The implications of this are staggering and continue to make a strong case for why educators working with white students must embrace social justice education and implement the principles into their teaching practice.  White students need to understand how racism has impacted their lives and be given tools to dismantle the racism that exist within them in order to reclaim their humanity and be an allies in the struggle for racial justice.  If not, the cycle will continue.

In the next section, I share part of an inquiry-based framework that can be used by educators to explore social justice principles with their students.

 

A Framework for Liberatory Education

During my time as the first director of the DreamYard Art Center in the Bronx, a social justice arts organization, I had the luxury of working with teaching artists who are all passionate educators and believe that arts have the power to make the world more just.

In 2009, we realized that we needed to develop our own philosophy around social justice and art making.  We wanted to capture our commitment to developing young people who are critical thinkers, possess a rigorous artistic practice and are committed to social justice.  So, in 2010, we worked with Dr. Susan Willcox, non-profit consultant and expert in youth development practices and critical pedagogy, to create the DreamYard Art Center Framework. The framework, anchored by our core values: empower, create, connect, guides the design of the curriculum at the art center.

Below I have shared our space the space where the social justice work lives: Empower.

* Empower

  • Who am I? → Personal Stories/Histories/Culture

When do I feel powerful/powerless?

What is my superpower/kryptonite?

Who are my ancestors?

  • Where am I? → Liberating/Oppressive Forces in Life
  1.   What do I see? (Naming)
  2.   How does it make me feel?
  3.   How am I affected?
  • What can I Do?→ Awareness of Personal Power to Transform
  1. What are the root causes?
  2. What are the solutions?
  3. What skills/knowledge do I have/need to change it?

These questions that can be used any classroom regardless of the background of the students.  They invite the learning community  to examine themselves; their world and their role as agents of change.
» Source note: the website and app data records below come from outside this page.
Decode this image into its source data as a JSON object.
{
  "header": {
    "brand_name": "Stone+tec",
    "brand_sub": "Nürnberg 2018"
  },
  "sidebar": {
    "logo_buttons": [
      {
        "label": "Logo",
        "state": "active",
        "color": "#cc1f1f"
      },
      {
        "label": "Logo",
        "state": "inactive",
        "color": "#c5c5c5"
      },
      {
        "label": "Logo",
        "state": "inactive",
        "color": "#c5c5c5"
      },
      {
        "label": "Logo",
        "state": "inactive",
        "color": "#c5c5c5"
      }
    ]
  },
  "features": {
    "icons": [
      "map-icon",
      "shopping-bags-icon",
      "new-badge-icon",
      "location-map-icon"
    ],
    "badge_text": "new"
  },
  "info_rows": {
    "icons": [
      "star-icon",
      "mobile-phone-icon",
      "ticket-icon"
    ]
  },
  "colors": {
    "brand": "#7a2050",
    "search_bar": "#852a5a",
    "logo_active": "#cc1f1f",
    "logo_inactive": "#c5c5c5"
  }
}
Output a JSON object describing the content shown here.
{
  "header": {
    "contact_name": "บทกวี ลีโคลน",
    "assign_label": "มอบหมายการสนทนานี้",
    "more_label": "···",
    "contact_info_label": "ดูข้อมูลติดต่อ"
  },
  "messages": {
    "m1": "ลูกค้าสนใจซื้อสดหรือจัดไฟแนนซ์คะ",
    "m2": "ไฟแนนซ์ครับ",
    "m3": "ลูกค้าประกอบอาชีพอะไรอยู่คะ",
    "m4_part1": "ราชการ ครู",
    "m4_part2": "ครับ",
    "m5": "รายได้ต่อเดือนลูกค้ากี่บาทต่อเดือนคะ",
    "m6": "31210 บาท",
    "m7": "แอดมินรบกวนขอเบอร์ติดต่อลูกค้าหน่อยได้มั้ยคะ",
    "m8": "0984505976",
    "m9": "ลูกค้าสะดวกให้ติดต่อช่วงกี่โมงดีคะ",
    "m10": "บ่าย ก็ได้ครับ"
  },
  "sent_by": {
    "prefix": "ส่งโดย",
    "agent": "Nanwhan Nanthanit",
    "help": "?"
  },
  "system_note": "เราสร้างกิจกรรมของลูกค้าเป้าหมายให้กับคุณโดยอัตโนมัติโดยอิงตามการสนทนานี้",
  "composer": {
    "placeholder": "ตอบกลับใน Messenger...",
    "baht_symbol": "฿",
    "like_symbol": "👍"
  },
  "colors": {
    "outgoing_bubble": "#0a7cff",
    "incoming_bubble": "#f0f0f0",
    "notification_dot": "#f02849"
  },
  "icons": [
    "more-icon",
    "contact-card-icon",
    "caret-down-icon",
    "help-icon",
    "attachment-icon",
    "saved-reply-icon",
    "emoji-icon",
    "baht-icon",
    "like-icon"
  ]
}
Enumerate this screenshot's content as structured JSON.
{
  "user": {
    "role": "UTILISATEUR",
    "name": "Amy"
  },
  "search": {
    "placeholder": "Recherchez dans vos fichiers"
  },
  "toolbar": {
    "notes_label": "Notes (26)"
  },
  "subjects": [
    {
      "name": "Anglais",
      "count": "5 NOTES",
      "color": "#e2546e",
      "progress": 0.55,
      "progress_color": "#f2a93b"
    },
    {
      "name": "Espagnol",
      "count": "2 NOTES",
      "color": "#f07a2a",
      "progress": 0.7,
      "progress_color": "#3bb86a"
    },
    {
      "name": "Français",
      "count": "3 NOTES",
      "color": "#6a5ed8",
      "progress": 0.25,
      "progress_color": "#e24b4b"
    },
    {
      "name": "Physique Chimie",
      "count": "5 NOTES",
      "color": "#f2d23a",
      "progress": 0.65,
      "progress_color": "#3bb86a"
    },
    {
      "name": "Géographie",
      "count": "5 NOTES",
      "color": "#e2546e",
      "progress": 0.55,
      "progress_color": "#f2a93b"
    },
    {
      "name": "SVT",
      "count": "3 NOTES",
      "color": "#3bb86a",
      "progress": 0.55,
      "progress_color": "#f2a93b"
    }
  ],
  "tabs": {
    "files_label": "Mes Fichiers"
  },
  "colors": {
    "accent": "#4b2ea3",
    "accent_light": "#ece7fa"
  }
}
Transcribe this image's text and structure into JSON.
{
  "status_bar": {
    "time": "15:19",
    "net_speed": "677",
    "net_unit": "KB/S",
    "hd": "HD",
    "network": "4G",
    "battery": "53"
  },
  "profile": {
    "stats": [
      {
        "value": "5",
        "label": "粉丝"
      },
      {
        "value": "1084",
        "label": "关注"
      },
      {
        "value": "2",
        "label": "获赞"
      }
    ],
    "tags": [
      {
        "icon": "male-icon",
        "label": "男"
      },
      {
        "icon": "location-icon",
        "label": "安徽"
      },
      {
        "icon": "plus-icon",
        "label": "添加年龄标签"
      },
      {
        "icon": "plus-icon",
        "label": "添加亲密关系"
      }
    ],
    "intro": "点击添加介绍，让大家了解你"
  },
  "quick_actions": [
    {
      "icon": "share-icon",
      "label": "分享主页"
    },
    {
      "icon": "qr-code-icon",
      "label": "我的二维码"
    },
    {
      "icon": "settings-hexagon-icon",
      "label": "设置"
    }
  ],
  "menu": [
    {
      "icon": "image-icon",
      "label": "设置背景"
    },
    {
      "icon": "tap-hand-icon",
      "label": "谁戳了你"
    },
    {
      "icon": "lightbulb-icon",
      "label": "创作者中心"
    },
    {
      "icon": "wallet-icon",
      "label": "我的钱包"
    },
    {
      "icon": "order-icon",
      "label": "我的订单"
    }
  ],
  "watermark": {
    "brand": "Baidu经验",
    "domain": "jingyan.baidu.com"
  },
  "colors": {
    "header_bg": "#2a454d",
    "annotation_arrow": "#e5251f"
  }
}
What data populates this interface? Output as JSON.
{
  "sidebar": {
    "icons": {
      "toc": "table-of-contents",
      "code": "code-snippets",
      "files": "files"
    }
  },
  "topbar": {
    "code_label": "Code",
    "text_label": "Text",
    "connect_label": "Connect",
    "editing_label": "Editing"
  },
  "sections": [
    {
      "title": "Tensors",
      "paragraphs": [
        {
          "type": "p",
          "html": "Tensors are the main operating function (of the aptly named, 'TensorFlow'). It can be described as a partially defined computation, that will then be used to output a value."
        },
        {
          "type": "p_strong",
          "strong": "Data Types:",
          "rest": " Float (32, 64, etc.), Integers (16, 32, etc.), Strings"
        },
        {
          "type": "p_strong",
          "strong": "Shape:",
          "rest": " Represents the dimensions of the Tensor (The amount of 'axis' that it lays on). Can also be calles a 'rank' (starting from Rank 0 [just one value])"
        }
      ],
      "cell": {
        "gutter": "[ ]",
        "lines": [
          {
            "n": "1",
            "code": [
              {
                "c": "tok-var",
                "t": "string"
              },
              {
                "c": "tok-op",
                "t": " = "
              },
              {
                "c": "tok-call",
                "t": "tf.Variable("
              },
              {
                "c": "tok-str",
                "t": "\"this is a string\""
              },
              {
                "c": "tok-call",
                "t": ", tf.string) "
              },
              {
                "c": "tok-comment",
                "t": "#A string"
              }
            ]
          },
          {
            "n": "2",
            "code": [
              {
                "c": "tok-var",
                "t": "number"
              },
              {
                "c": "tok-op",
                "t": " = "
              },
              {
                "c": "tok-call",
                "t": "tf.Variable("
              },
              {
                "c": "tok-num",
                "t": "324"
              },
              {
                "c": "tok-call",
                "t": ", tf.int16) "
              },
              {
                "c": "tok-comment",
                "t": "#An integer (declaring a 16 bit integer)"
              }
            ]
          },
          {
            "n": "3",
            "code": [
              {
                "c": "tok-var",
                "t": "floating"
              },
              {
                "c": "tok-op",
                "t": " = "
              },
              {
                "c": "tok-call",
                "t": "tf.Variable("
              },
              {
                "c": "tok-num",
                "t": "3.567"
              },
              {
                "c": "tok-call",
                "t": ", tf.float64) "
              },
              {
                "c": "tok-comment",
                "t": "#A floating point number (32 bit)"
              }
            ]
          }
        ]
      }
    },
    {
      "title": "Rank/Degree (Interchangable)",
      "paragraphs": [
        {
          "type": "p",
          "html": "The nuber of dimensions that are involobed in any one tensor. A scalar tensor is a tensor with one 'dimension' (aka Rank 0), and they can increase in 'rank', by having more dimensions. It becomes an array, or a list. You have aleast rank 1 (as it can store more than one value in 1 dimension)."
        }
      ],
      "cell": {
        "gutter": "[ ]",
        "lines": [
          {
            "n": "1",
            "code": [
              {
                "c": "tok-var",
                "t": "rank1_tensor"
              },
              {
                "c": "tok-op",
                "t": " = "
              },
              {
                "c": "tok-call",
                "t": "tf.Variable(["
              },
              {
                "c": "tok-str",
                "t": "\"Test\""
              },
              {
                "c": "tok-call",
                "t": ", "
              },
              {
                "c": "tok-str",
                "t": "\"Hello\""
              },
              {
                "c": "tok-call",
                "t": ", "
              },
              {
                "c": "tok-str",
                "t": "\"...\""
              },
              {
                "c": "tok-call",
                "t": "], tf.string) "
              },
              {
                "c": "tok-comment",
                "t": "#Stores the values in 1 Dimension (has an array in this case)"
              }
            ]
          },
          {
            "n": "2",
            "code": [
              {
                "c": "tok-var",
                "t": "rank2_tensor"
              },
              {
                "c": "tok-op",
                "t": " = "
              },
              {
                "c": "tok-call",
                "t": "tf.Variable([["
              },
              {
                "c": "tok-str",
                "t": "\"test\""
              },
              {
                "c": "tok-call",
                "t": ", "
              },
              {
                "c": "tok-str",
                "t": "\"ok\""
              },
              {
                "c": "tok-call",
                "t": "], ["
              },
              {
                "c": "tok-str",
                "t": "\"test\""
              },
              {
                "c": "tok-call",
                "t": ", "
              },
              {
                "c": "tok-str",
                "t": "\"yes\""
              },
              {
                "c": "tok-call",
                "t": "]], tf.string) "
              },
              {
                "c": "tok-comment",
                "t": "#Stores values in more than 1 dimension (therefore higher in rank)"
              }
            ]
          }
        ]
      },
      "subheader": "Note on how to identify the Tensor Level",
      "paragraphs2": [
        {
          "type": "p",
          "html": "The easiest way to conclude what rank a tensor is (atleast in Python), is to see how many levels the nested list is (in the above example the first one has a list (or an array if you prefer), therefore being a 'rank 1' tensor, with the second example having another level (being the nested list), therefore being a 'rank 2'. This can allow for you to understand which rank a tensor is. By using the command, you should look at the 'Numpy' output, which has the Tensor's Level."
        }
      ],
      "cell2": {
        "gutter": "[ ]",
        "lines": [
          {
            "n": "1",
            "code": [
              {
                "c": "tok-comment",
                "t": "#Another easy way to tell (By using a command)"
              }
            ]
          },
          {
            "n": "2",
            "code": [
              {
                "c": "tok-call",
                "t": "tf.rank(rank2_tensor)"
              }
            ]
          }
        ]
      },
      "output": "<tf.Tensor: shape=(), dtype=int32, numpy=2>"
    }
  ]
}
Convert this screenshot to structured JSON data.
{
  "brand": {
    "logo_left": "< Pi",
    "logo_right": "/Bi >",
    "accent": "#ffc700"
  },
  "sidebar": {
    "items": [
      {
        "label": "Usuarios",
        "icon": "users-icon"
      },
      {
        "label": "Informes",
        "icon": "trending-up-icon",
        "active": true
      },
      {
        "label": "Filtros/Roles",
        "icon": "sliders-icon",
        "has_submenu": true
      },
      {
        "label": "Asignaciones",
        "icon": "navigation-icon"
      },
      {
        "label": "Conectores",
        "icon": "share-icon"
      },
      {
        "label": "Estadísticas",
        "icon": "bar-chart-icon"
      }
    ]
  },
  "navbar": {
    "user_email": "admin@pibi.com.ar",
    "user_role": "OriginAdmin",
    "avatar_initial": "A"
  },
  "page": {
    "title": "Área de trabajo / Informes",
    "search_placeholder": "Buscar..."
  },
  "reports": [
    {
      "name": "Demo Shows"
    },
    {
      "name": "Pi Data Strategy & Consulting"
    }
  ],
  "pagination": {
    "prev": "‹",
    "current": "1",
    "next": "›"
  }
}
I’ll end with a quote by Paulo Freire shares his philosophy on the function of education:

Education either functions as an instrument which is used to facilitate integration of the younger generation into the logic of the present system and bring about conformity or it becomes the practice of freedom, the means by which men and women deal critically and creatively with reality and discover how to participate in the transformation of their world.

Who needs social justice education?  We all do.  This work requires that all hands be on deck–

dismantling,

rebuilding and

reflecting….repeat….

 

Robyne Walker Murphy is a social justice arts educator and the Culture Access Program Director at Cool Culture (Brooklyn, NY) . She recently has delivered keynote addresses at the University of Chicago (Amplify Arts Summit) and the Seattle Art Museum (CreativeAdvantage Institute) on liberatory education practices.